III. What Needs To Change
1. Physical Area for Accommodation Requests
The physical area that disabled persons must make their request for accommodation at the WDW Magic Kingdom is City Hall. Guests wait near City Hall entrance for a WDW employee at the counter to become available. At the time of our arrival, about four employees were working the counter. Other guests were at the counter, including a family of two adults and three children, an adult on an ECV, another family of two adults and approximately two children Other guests who were not accessing City Hall services, but using City Hall to pass from the Tangled character meet and greet next to City Hall towards Main Street, pass close to the counter and to City Hall guests and employees. The space is narrow and individuals are close to each other.
This venue is very public. If the disability is non-apparent, like autism, disabled persons must reveal private medical information in a very public venue. This information can easily be heard by other employees and guests. This physical area results in unnecessary disclosure of medical information. Your venue for disability requests for accommodation should be changed to provide privacy for the discussion of private medical information.

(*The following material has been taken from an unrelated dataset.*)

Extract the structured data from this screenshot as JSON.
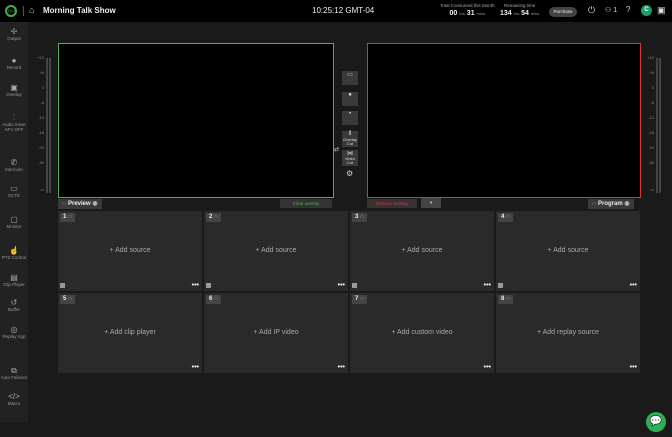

2. Disability Screening
Your employees screen requests for disability accommodation in an attempt to reduce non-disabled persons from obtaining a GAC fraudulently. The possible harm in fraudulent issuance of a GAC card is that other truly disabled persons may have to wait longer times at rides. The possible harm in your method of screening requests, though, is greater. These harms include the denial of accommodation to a disabled person, the fostering of an attitude of distrust and prejudice against persons with disabilities, especially those with non-apparent disabilities like autism, the practice of an unwritten, vague policy, and an arbitrary and capricious system that determines denial or approval of accommodations requests based on circumstance and individual employee.
The method for screening must be uniform, clear, written, and available to the public. A reasonable person should be able to read the screening policy and determine how to fulfill the requirements to receive the proper accommodations. Screening should not be based on a presumption of fraud. It should not favor apparent disabilities (those that are always visible) over non-apparent disabilities, such as autism and other neurological disabilities. The screening process should protect medical privacy and comply with the ADA.
3. Employee Training
WDW employees should receive education about autism and accommodations, preferably from autistic persons and their organizations, such as Autistic Self-Advocacy Network (http://autisticadvocacy.org/). Disney cast members should understand the challenges of autism, but also the challenges of prejudice against autism and non-apparent disability.
4. Ride Accommodations
WDW should ensure fail-safes so that autistic individuals are granted access to disability entrances at rides, just as mobility-disabled guests are, regardless of length of wait times in regular lines. If entrance priorities are given to mobility-disabled guests for space reasons, then autistic guests must be provided with a comfortable place to wait that has no bright, flashing lights, flash photography, background music, crowds of people, or noise.
I look forward to your immediate attention to these issues.
This letter was originally posted at Mama Be Good, and is republished here with permission.